You might wonder why I opted to lay the bottles on their sides instead of inverting them all like the center Corona ring, and that's because we live in Rocky Top territory, as I've mentioned numerous times before, and after slaving away on the center Corona ring, I got lazy and figured the side bottle option worked just fine.
The three remaining corners still need some trucked-in soil, and I've calculated that I need three more cubic yards of soil to finish the potager garden as well as the rest of my raised beds. Hopefully, after all this initial raised bed building I've done since we got here, I'll be able to maintain enough organic matter via cover crops and all that good stuff to minimize soil purchases in the future. There were many times when I contemplated an attempt at digging beds again to save on soil costs, but an investment in the type of tiller needed to break up our rocky clay soil would be far more, and I didn't really want to bug the neighbors to bring their tractor over for tilling.
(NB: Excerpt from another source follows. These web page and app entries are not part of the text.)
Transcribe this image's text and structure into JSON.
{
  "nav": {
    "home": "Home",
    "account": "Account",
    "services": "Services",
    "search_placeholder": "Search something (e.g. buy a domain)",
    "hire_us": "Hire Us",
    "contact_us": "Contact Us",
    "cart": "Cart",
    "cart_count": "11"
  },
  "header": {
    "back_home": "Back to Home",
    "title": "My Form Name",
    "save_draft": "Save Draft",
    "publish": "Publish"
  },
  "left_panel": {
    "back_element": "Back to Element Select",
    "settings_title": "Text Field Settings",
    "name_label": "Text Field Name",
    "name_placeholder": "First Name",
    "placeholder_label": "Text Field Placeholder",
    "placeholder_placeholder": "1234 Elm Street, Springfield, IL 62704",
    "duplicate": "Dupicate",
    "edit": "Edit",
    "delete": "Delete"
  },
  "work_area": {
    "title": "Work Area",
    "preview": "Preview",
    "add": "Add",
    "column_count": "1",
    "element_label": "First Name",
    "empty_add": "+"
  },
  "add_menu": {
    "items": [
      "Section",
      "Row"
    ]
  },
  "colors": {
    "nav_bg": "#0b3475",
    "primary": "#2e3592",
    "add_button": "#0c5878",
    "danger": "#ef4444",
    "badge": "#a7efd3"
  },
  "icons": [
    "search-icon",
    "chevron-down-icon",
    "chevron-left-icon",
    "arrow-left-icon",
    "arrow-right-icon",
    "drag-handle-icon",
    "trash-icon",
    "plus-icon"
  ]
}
I used the free www.smartgardener.com web app to figure out what will go where in my beds -- I definitely ordered way too many varieties of seeds, but the advantage is that I will be able to assess what ones do best in our climate and conditions.
After figuring out how much of each crop variety I want, I realized that I needed way more onion starts, so I made some origami pots out of newspaper and seeded four onions per larger pot (S = Stuttgarter, SRG = Southport Red Globe, TEG = Texas Early Grano, GP = Gold Princess), which still doesn't get me to where I need to be, but I don't have any more room under my grow lights. I was very disappointed in the first sowing of Stuttgarter and Gold Princess seeds from Baker Creek -- only two out of I think thirty seeds germinated whereas The Texas Early Grano and Southport Red Globe seeds from Sustainable Seed Company were at around 60%. I might be overestimating our onion needs, but I use onions nearly every time I cook something -- they're very important.
The lemon halves are seeded with Utah Tall celery -- if the lemon pots don't work, I'll make some more origami newspaper pots instead and reseed them.
The artichokies are clearly quite happy (I ended up with nine survivors) but look like they need some nitrogen, so I might use some diluted urine for fertilizer.
|(excuse the poor-quality cameraphone picture)|
We went on a beautiful hike today at our friends' property down the road. They're hoping to move out to their land this summer to start homesteading full time and were clearing brush and trees from the spot for their future home.